Before starting my own design company, I worked as a marketing communications manager for several large corporations. One thing I vividly remember is the constant deluge by a variety of vendors (agencies, printers, photographers, specialty services) soliciting my company for work. Well, namely they were soliciting me in particular as their contact target to the company. Mostly this onslaught came in the form of direct mail. I would say it was a safe estimate that I received a good 15-20 promo pieces a week from a vast number of companies extolling their virtues as to why they would be a perfect choice to do business with our company.
The problem was most of the approaches were just plain boring. I often got the standard 10 x 13 envelope, which housed the ho-hum 9 x 12 two pocket folder with the obligatory business card slotted on the left inside pocket. There would be a cover letter and couple of fact sheets and some sample ads thrown in for show. Other mailers were your typical slim-jim trifold mailer or in most cases, the good old 5 x 8 postcard. Yes, some were slicker and better done than others, but I soon came to the realization of just what I was witnessing. That being, I had a birdseye view on a daily basis to see new business marketing as one vast onion field. But every once in awhile a rose would appear in the onion field.
There was one particular company that would send me something unusual every month. It was always a “dimensional” mailer and for the lack of a better word, it was cool. It usually came mailed in a perfectly square small black corrugated box. One time it was an ornate Japanese tea cup with a haiku poem affixed as a tag to the handle. Another time it was a mini hardcover novel personalized with me as the author. And most of all, each mailing was more beautifully designed than the other. Whenever I got one of these gems, I would run down the hall and show everyone from the receptionist to the mailroom guy.

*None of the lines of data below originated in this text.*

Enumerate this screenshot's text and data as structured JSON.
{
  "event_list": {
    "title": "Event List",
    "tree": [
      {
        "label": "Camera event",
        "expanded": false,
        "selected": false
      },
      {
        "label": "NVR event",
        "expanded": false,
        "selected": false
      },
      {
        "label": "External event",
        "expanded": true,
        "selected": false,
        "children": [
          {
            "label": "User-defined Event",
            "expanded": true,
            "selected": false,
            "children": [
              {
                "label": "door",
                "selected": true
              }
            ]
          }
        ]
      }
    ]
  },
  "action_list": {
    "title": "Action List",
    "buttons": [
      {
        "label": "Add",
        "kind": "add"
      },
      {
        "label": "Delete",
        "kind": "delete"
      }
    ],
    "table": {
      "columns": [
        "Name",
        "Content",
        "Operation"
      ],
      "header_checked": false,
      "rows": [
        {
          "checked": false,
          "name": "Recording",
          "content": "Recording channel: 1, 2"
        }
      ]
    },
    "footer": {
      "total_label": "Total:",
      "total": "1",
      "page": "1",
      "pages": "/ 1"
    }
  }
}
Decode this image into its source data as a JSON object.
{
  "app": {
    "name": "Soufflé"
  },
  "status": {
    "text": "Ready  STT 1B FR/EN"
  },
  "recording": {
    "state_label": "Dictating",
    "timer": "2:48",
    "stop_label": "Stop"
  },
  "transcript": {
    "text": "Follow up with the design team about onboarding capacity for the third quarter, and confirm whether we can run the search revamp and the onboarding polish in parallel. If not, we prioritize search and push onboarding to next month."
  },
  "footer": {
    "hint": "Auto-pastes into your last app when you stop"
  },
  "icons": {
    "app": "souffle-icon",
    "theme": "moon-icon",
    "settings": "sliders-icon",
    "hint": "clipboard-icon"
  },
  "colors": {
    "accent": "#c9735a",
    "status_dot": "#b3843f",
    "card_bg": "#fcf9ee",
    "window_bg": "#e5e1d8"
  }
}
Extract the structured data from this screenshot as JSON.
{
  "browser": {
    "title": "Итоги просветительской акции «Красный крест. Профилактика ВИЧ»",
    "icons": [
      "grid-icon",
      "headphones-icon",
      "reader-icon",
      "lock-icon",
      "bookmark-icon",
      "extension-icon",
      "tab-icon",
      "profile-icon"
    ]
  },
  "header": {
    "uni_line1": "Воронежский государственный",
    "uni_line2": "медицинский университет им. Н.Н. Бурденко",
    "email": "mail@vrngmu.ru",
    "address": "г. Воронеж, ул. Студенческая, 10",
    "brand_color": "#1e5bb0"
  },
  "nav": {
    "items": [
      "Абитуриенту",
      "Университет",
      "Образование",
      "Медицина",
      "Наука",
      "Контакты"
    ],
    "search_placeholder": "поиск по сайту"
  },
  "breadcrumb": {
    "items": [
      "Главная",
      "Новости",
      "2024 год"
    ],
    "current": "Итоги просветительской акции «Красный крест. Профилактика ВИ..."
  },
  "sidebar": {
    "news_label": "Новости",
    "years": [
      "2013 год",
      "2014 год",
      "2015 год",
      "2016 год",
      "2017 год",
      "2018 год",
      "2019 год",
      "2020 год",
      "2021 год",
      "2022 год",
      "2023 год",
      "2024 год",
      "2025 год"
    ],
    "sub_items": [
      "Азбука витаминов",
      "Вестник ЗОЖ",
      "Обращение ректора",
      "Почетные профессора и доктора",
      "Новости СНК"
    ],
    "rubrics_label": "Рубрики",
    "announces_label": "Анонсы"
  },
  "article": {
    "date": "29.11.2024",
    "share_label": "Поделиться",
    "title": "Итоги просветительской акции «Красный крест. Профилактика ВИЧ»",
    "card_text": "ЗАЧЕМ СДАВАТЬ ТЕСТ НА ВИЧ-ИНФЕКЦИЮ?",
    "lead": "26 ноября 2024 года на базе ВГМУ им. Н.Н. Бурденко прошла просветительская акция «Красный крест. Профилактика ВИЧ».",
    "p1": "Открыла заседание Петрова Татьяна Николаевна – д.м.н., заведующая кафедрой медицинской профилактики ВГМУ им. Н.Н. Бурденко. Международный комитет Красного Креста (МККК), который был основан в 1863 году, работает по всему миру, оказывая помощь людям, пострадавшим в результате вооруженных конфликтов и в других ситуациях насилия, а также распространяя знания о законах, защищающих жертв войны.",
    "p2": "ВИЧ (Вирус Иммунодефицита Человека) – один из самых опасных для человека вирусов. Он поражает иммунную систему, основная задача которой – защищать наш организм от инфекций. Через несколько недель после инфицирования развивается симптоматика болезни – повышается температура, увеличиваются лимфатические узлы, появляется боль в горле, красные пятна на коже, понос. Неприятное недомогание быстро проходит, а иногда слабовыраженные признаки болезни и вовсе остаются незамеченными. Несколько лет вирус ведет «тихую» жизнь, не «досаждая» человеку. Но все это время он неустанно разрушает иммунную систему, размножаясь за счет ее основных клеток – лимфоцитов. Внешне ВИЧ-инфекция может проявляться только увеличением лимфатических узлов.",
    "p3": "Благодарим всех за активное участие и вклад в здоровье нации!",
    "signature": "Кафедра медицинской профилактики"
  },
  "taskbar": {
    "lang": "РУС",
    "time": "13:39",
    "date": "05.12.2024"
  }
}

OK, I’m sure you’re saying, “Well, they must have paid a fortune to send stuff like that. Who can afford that?” Instead, what you should ask yourself is, can I afford to send something less memorable? Here’s what I can tell you about the above example. For six months, I forever mentioned and championed this company to my superiors as an agency we needed to utilize.
And mind you, this was no small prize, we had large advertising and marketing budgets. To take it a step further, I didn’t know these guys from Adam other than receiving their innovative mailings, and they were in St. Louis and we were in New Jersey! I eventually got them in the door and they didn’t disappoint. Their work for our company was just as fresh and exciting as their mailers. And you know what? They made me, the marketing executive they targeted, look good for recommending them. It taught me one of the golden rules of agency to business marketing. It’s really very simple: make the contact, whoever that might be, such as a secretary, look good. Impress them and make them look innovative to the powers that be, and you’ll be well on your way to landing the plum projects and lucrative accounts for every level of company.
When I did start my own company, I never forgot this valuable schooling in Marketing 101. When you begin to look at things from another angle, or another dimension so to speak, you see new opportunities to really stand out in a crowded marketplace. So I knew that dimensional design would be, and has become, a very key component in my own company’s success.
Just the other day, I was in the office of a long time client and noticed a dimensional box invitation my company had designed for him over five years ago, sitting prominently on his shelf. I had even forgotten about this piece and I asked him what his affection to it was. He said, “It’s still the best conversation piece in my office. Whenever anyone walks in here, they usually ask what it is, and a heartwarming, funny story ensues.”
Still think dimensional and unconventional advertising and marketing is too expensive? I usually explain it to my clients like this, “think of it as cost per customer, not cost per piece.” And remember that one customer piece that I mentioned above now has a shelf life of over sixty months and is still going strong. Can you really put a dollar value on all the goodwill that has bought me with my long time client?